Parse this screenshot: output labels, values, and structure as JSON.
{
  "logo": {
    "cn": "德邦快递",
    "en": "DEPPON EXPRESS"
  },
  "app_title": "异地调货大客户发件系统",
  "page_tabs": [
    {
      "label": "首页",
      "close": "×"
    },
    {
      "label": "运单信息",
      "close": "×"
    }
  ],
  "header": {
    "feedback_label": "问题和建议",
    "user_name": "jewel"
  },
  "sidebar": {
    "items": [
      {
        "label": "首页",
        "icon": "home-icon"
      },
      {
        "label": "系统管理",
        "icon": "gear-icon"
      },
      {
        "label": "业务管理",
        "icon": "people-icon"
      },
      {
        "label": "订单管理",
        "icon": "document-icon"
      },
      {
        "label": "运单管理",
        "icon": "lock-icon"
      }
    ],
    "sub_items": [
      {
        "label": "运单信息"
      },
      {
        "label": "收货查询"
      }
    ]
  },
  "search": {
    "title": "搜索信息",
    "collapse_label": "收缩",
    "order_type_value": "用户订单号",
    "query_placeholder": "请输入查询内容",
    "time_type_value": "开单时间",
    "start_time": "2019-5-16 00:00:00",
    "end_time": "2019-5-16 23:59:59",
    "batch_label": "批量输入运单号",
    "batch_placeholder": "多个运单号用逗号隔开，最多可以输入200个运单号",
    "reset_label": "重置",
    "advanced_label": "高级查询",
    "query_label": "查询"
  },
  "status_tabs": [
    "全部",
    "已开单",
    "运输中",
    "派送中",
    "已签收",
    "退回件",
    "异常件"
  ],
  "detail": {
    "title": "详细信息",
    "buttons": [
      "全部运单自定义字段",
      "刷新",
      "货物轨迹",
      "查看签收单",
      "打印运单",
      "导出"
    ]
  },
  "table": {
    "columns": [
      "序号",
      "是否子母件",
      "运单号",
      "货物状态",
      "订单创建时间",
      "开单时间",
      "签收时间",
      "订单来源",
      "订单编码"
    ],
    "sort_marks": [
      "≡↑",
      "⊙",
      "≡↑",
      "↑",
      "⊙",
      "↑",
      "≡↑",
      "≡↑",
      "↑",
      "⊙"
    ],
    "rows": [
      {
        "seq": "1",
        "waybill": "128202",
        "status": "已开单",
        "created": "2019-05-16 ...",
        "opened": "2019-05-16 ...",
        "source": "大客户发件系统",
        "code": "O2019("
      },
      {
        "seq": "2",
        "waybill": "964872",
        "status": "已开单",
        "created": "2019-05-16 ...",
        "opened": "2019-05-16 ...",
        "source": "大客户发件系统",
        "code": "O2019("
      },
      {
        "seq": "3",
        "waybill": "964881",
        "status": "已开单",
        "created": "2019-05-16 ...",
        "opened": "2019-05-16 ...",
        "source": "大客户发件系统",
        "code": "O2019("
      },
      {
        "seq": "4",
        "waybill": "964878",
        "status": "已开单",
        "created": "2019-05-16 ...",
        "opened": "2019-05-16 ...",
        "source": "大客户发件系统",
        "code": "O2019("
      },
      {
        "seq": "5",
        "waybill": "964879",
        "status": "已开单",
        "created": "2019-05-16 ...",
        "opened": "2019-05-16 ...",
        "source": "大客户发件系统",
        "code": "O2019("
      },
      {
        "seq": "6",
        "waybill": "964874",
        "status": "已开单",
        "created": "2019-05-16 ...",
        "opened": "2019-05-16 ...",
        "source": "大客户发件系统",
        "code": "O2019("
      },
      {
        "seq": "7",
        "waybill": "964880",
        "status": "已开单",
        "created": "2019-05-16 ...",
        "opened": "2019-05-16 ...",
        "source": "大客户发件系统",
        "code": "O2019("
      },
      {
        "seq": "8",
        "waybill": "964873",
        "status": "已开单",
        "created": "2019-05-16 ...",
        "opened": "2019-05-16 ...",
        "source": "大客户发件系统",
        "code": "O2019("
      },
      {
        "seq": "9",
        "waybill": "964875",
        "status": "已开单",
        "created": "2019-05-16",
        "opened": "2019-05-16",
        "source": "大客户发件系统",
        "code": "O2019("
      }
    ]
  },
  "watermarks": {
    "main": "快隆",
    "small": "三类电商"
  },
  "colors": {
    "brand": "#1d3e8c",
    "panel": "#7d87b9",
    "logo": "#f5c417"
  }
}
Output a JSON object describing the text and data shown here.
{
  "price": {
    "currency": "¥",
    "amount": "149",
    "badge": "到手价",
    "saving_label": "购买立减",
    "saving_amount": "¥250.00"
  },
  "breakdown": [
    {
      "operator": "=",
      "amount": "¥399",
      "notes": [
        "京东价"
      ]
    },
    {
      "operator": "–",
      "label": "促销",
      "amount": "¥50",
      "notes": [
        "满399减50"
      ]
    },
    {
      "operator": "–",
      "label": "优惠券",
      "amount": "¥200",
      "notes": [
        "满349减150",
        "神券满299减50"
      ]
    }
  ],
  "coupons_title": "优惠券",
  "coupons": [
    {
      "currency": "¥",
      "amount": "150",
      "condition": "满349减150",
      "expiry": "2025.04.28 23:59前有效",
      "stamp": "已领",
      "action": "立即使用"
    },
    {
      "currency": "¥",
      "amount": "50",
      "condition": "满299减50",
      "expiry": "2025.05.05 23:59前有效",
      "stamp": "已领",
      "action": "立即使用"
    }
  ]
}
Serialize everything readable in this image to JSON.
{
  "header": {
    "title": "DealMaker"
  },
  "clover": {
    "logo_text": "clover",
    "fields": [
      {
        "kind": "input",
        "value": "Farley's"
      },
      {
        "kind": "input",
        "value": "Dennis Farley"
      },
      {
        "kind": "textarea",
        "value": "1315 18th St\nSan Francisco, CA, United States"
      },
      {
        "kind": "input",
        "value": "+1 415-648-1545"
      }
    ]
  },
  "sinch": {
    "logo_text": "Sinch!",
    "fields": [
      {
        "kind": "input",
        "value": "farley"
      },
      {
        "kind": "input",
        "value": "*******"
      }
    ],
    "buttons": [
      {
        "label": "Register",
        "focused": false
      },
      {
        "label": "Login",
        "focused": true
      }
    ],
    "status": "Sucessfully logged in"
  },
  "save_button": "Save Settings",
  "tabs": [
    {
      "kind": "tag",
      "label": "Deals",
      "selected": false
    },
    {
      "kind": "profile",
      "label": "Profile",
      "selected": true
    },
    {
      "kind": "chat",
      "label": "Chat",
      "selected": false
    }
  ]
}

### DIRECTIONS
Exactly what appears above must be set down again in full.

### RESPONSE BELOW
Parse this screenshot: output labels, values, and structure as JSON.
{
  "logo": {
    "cn": "德邦快递",
    "en": "DEPPON EXPRESS"
  },
  "app_title": "异地调货大客户发件系统",
  "page_tabs": [
    {
      "label": "首页",
      "close": "×"
    },
    {
      "label": "运单信息",
      "close": "×"
    }
  ],
  "header": {
    "feedback_label": "问题和建议",
    "user_name": "jewel"
  },
  "sidebar": {
    "items": [
      {
        "label": "首页",
        "icon": "home-icon"
      },
      {
        "label": "系统管理",
        "icon": "gear-icon"
      },
      {
        "label": "业务管理",
        "icon": "people-icon"
      },
      {
        "label": "订单管理",
        "icon": "document-icon"
      },
      {
        "label": "运单管理",
        "icon": "lock-icon"
      }
    ],
    "sub_items": [
      {
        "label": "运单信息"
      },
      {
        "label": "收货查询"
      }
    ]
  },
  "search": {
    "title": "搜索信息",
    "collapse_label": "收缩",
    "order_type_value": "用户订单号",
    "query_placeholder": "请输入查询内容",
    "time_type_value": "开单时间",
    "start_time": "2019-5-16 00:00:00",
    "end_time": "2019-5-16 23:59:59",
    "batch_label": "批量输入运单号",
    "batch_placeholder": "多个运单号用逗号隔开，最多可以输入200个运单号",
    "reset_label": "重置",
    "advanced_label": "高级查询",
    "query_label": "查询"
  },
  "status_tabs": [
    "全部",
    "已开单",
    "运输中",
    "派送中",
    "已签收",
    "退回件",
    "异常件"
  ],
  "detail": {
    "title": "详细信息",
    "buttons": [
      "全部运单自定义字段",
      "刷新",
      "货物轨迹",
      "查看签收单",
      "打印运单",
      "导出"
    ]
  },
  "table": {
    "columns": [
      "序号",
      "是否子母件",
      "运单号",
      "货物状态",
      "订单创建时间",
      "开单时间",
      "签收时间",
      "订单来源",
      "订单编码"
    ],
    "sort_marks": [
      "≡↑",
      "⊙",
      "≡↑",
      "↑",
      "⊙",
      "↑",
      "≡↑",
      "≡↑",
      "↑",
      "⊙"
    ],
    "rows": [
      {
        "seq": "1",
        "waybill": "128202",
        "status": "已开单",
        "created": "2019-05-16 ...",
        "opened": "2019-05-16 ...",
        "source": "大客户发件系统",
        "code": "O2019("
      },
      {
        "seq": "2",
        "waybill": "964872",
        "status": "已开单",
        "created": "2019-05-16 ...",
        "opened": "2019-05-16 ...",
        "source": "大客户发件系统",
        "code": "O2019("
      },
      {
        "seq": "3",
        "waybill": "964881",
        "status": "已开单",
        "created": "2019-05-16 ...",
        "opened": "2019-05-16 ...",
        "source": "大客户发件系统",
        "code": "O2019("
      },
      {
        "seq": "4",
        "waybill": "964878",
        "status": "已开单",
        "created": "2019-05-16 ...",
        "opened": "2019-05-16 ...",
        "source": "大客户发件系统",
        "code": "O2019("
      },
      {
        "seq": "5",
        "waybill": "964879",
        "status": "已开单",
        "created": "2019-05-16 ...",
        "opened": "2019-05-16 ...",
        "source": "大客户发件系统",
        "code": "O2019("
      },
      {
        "seq": "6",
        "waybill": "964874",
        "status": "已开单",
        "created": "2019-05-16 ...",
        "opened": "2019-05-16 ...",
        "source": "大客户发件系统",
        "code": "O2019("
      },
      {
        "seq": "7",
        "waybill": "964880",
        "status": "已开单",
        "created": "2019-05-16 ...",
        "opened": "2019-05-16 ...",
        "source": "大客户发件系统",
        "code": "O2019("
      },
      {
        "seq": "8",
        "waybill": "964873",
        "status": "已开单",
        "created": "2019-05-16 ...",
        "opened": "2019-05-16 ...",
        "source": "大客户发件系统",
        "code": "O2019("
      },
      {
        "seq": "9",
        "waybill": "964875",
        "status": "已开单",
        "created": "2019-05-16",
        "opened": "2019-05-16",
        "source": "大客户发件系统",
        "code": "O2019("
      }
    ]
  },
  "watermarks": {
    "main": "快隆",
    "small": "三类电商"
  },
  "colors": {
    "brand": "#1d3e8c",
    "panel": "#7d87b9",
    "logo": "#f5c417"
  }
}
Output a JSON object describing the text and data shown here.
{
  "price": {
    "currency": "¥",
    "amount": "149",
    "badge": "到手价",
    "saving_label": "购买立减",
    "saving_amount": "¥250.00"
  },
  "breakdown": [
    {
      "operator": "=",
      "amount": "¥399",
      "notes": [
        "京东价"
      ]
    },
    {
      "operator": "–",
      "label": "促销",
      "amount": "¥50",
      "notes": [
        "满399减50"
      ]
    },
    {
      "operator": "–",
      "label": "优惠券",
      "amount": "¥200",
      "notes": [
        "满349减150",
        "神券满299减50"
      ]
    }
  ],
  "coupons_title": "优惠券",
  "coupons": [
    {
      "currency": "¥",
      "amount": "150",
      "condition": "满349减150",
      "expiry": "2025.04.28 23:59前有效",
      "stamp": "已领",
      "action": "立即使用"
    },
    {
      "currency": "¥",
      "amount": "50",
      "condition": "满299减50",
      "expiry": "2025.05.05 23:59前有效",
      "stamp": "已领",
      "action": "立即使用"
    }
  ]
}
Serialize everything readable in this image to JSON.
{
  "header": {
    "title": "DealMaker"
  },
  "clover": {
    "logo_text": "clover",
    "fields": [
      {
        "kind": "input",
        "value": "Farley's"
      },
      {
        "kind": "input",
        "value": "Dennis Farley"
      },
      {
        "kind": "textarea",
        "value": "1315 18th St\nSan Francisco, CA, United States"
      },
      {
        "kind": "input",
        "value": "+1 415-648-1545"
      }
    ]
  },
  "sinch": {
    "logo_text": "Sinch!",
    "fields": [
      {
        "kind": "input",
        "value": "farley"
      },
      {
        "kind": "input",
        "value": "*******"
      }
    ],
    "buttons": [
      {
        "label": "Register",
        "focused": false
      },
      {
        "label": "Login",
        "focused": true
      }
    ],
    "status": "Sucessfully logged in"
  },
  "save_button": "Save Settings",
  "tabs": [
    {
      "kind": "tag",
      "label": "Deals",
      "selected": false
    },
    {
      "kind": "profile",
      "label": "Profile",
      "selected": true
    },
    {
      "kind": "chat",
      "label": "Chat",
      "selected": false
    }
  ]
}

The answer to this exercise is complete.